To guide the development of the Consumer Assessments of Healthcare Providers and Systems (CAHPS) Hospital Survey by identifying which domains of hospital quality included in a survey of recent hospital patients, and which survey items within those domains, would be of greatest interest to consumers and patients.
Primary data were collected in four cities (Baltimore, Los Angeles, Phoenix, and Orlando), from a demographically varied mix of people of whom most, but not all, had recently been hospitalized or had a close loved one hospitalized.
Data Sources/Study Setting
A total of 16 focus groups were held in these four cities. Groups were structured to be homogeneous with respect to type of health care coverage (Medicare, non‐Medicare), and type of recent hospital experience (urgent admission, elective admission, maternity admission, no admission). They were heterogeneous with respect to race/ethnicity, gender, and educational attainment. In addition to moderated discussions, focus group participants completed a pregroup questionnaire and various paper and pencil exercises during the groups.
A wide range of features were identified by participants as being relevant to hospital quality.
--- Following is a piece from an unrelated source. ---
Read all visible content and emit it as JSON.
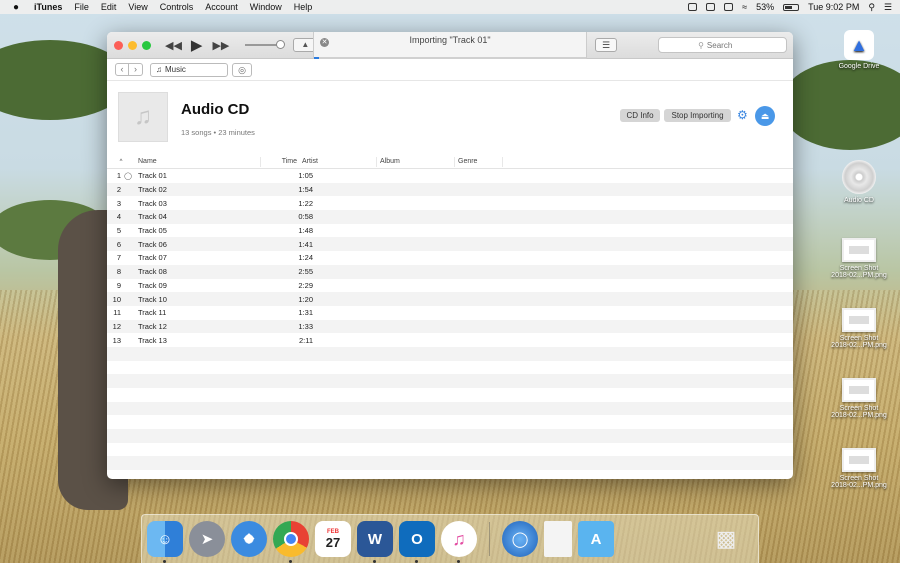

Many were consonant with domains and items in the CAHPS Hospital Survey; however, some addressed structural features of hospitals and hospital outcomes that are not best derived from a patient experience survey. When shown the domains and items being considered for inclusion in the CAHPS Hospital Survey, participants were most interested in items relating to doctor communication with patients, nurse and hospital staff communication with patients, responsiveness to patient needs, and cleanliness of the hospital room and bathroom. Findings were quite consistent across groups regardless of location and participant characteristics.
Consumers and patients have a high degree of interest in hospital quality and found a very high proportion of the items being considered for the CAHPS Hospital Survey to be so important they would consider changing hospitals in response to information about them. Hospital choice may well be constrained for patients, but publicly reported information from a patient perspective can also be used to support patient discussions with facilities and physicians about how to ensure patients have the best hospital experience possible.
Study Design/Data Collection Method